As a basketball fan, you may have constantly heard about the term ‘power forward’. However, many people do not exactly understand what power forwards are and what it takes to become a power forward in basketball.
Hence, in this article, we will dive into ‘What is a power forward in basketball’ and we’ll also discuss everything you need to know about this particular position.
What is a power forward in basketball?
In basketball, a power forward, often abbreviated as “PF,” is a player position typically responsible for a combination of scoring, rebounding, and defending. Power forwards are known for their physicality and versatility on the court.

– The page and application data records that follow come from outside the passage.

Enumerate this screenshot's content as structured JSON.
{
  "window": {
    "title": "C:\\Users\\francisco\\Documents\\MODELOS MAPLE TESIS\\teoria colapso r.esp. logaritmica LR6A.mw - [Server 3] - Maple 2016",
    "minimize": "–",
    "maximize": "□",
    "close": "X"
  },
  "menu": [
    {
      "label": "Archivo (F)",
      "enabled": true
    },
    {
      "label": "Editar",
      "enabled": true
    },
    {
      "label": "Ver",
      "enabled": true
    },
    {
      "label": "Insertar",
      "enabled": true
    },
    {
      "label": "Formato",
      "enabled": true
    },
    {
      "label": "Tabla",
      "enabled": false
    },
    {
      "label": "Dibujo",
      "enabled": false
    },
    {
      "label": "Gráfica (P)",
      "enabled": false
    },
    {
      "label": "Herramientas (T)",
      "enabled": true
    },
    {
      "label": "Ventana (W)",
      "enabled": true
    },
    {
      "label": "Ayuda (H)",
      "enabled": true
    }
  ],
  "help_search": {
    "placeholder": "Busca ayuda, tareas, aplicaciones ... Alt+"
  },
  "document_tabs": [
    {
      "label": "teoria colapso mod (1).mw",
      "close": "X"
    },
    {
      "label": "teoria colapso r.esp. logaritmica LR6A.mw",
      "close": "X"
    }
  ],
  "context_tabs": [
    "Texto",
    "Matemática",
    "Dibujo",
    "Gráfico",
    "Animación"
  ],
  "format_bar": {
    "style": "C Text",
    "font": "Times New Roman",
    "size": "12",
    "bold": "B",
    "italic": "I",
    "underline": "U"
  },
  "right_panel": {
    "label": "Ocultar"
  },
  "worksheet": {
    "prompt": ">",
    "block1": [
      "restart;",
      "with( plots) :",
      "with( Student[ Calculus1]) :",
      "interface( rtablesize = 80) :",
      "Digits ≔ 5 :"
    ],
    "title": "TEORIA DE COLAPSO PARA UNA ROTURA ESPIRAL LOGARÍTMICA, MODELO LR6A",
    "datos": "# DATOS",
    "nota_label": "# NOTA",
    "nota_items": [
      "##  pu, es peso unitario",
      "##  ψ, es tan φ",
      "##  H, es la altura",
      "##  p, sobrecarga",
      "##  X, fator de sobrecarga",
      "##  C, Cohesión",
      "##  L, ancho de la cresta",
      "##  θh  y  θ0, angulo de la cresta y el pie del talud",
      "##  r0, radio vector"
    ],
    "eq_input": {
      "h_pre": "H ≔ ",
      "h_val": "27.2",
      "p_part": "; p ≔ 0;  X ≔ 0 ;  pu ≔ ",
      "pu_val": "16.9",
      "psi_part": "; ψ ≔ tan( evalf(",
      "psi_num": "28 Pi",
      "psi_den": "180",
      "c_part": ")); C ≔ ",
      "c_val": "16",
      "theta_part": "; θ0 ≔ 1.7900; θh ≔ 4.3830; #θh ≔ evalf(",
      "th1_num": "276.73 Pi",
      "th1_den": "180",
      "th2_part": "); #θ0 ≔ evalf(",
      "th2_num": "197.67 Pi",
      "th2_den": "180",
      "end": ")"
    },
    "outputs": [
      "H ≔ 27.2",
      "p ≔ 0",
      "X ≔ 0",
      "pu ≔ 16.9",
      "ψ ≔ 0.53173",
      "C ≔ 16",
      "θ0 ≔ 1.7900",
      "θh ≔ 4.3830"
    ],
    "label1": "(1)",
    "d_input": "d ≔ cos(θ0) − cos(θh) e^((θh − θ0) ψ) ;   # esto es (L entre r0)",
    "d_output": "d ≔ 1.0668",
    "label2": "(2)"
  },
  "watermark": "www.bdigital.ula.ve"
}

They often play close to the basket, both on offense and defense, and are expected to grab rebounds, score in the low post, set screens, and provide interior defense. While they may not be the primary ball handlers or scorers on the team, power forwards play a crucial role in the overall success of the squad by bringing strength and athleticism to the frontcourt.
Different Types of Power Forwards
There are two main types of power forwards: traditional power forwards and stretch power forwards.
- Traditional power forwards: Traditional power forwards are focused on rebounding and scoring in the paint. They are typically strong and physical players who can post up their defenders.
- Stretch power forwards: Stretch power forwards are known for their ability to shoot the three-pointer. They are typically taller and more athletic than traditional power forwards.
The Roles and Responsibilities of a Power Forward
The power forward is one of the five positions in basketball. They are typically taller and stronger than small forwards, but not as tall or strong as centers. Power forwards play a variety of roles on the court, including:
- Rebounding: Power forwards are often the tallest players on the court, which gives them an advantage in rebounding. They are responsible for getting rebounds on both ends of the court, which helps their team control the tempo of the game.
- Scoring: Power forwards can score in a variety of ways. They can score in the paint by posting up their defender, or they can shoot from the midrange or three-point range. Some power forwards are also good at passing and creating scoring opportunities for their teammates.
- Defending: Power forwards are responsible for defending the opposing team’s power forward or center. They need to be able to defend against players who are bigger and stronger than them. They also need to be able to switch to smaller players on the perimeter.
- Passing: Power forwards are not always the primary ball-handlers, but they need to be able to pass the ball effectively. They need to be able to make simple passes to their teammates in order to set up scoring opportunities.
- Screen setting: Power forwards are often used to set screens for their teammates. This helps their teammates get open shots.
In addition to these traditional roles, power forwards are also increasingly being asked to do more on the offensive end. Many power forwards are now capable of shooting three-pointers, which makes them more versatile and difficult to defend. They are also being asked to be more involved in the passing game, as they can create scoring opportunities for their teammates.
The role of the power forward has evolved over time to become more versatile. Today, many power forwards are capable of shooting from the perimeter, passing, and defending multiple positions. This makes them valuable assets to any team.
The physical and skill requirements of a power forward
The physical requirements for a power forward include:
- Height: Power forwards are typically 6’8″ or taller.
- Strength: Power forwards need to be strong enough to defend against bigger players and score in the paint.
- Speed: Power forwards need to be able to move around the court quickly.
- Jumping ability: Power forwards need to be able to jump high to rebound and score.
The skill requirements for a power forward include:
- Shooting: Power forwards need to be able to shoot the ball from a variety of distances.
- Passing: Power forwards need to be able to pass the ball effectively.
- Rebounding: Power forwards need to be able to rebound the ball on both ends of the court.
- Defense: Power forwards need to be able to defend against players who are bigger and stronger than them.
Greatest Power Forwards of All Time
The greatest power forwards of all time are a matter of opinion, but some of the most commonly mentioned players include:
- Tim Duncan
- Karl Malone
- Kevin Garnett
- Dirk Nowitzki
- Giannis Antetokounmpo
- Charles Barkley
- Bob Pettit
- Elvin Hayes
- Kevin McHale
- Dennis Rodman
Other notable power forwards include Anthony Davis, Blake Griffin, and Pau Gasol. The rankings vary slightly depending on the source, but Tim Duncan is consistently regarded as the greatest power forward of all time.
In conclusion, the power forward is one of the most important positions in basketball. They are responsible for rebounding, scoring, defending, passing, and screen setting. The best power forwards are versatile players who can do all of these things well. They are also typically strong, athletic, and have a good understanding of the game.
The power forward position has evolved over time to become more versatile. Today, many power forwards are capable of shooting from the perimeter, passing, and defending multiple positions. This makes them valuable assets to any team.
If you are interested in playing the power forward position, you should focus on developing your strength, speed, agility, and basketball IQ. You should also work on your shooting, rebounding, and defending skills. With hard work and dedication, anyone can become a successful power forward.